* **TASK REQUIREMENTS**
Below is a listing to repeat exactly, with its pictures left out.

━━━━━ DATA SECTION

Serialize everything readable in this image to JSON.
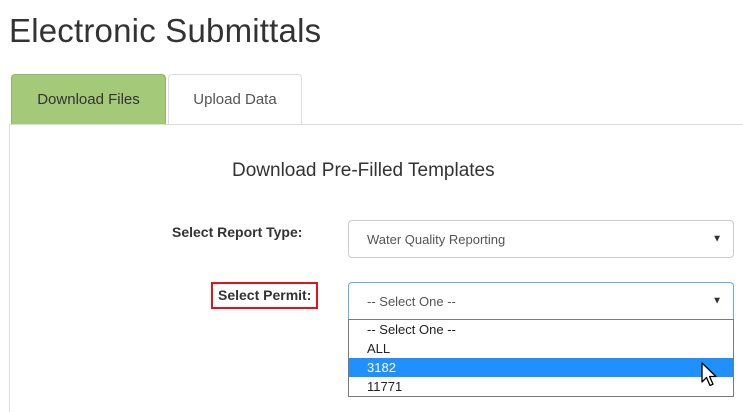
{
  "page": {
    "title": "Electronic Submittals"
  },
  "tabs": [
    {
      "label": "Download Files",
      "active": true
    },
    {
      "label": "Upload Data",
      "active": false
    }
  ],
  "panel": {
    "heading": "Download Pre-Filled Templates",
    "report_type": {
      "label": "Select Report Type:",
      "value": "Water Quality Reporting"
    },
    "permit": {
      "label": "Select Permit:",
      "value": "-- Select One --",
      "options": [
        "-- Select One --",
        "ALL",
        "3182",
        "11771"
      ],
      "highlighted_option": "3182"
    }
  },
  "colors": {
    "active_tab": "#a3c979",
    "highlight_box": "#e0141a",
    "option_highlight": "#1e90ff"
  },
  "icons": {
    "caret": "caret-down-icon",
    "cursor": "mouse-pointer-icon"
  }
}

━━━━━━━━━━

* **OUTPUT BELOW**
Serialize everything readable in this image to JSON.
{
  "page": {
    "title": "Electronic Submittals"
  },
  "tabs": [
    {
      "label": "Download Files",
      "active": true
    },
    {
      "label": "Upload Data",
      "active": false
    }
  ],
  "panel": {
    "heading": "Download Pre-Filled Templates",
    "report_type": {
      "label": "Select Report Type:",
      "value": "Water Quality Reporting"
    },
    "permit": {
      "label": "Select Permit:",
      "value": "-- Select One --",
      "options": [
        "-- Select One --",
        "ALL",
        "3182",
        "11771"
      ],
      "highlighted_option": "3182"
    }
  },
  "colors": {
    "active_tab": "#a3c979",
    "highlight_box": "#e0141a",
    "option_highlight": "#1e90ff"
  },
  "icons": {
    "caret": "caret-down-icon",
    "cursor": "mouse-pointer-icon"
  }
}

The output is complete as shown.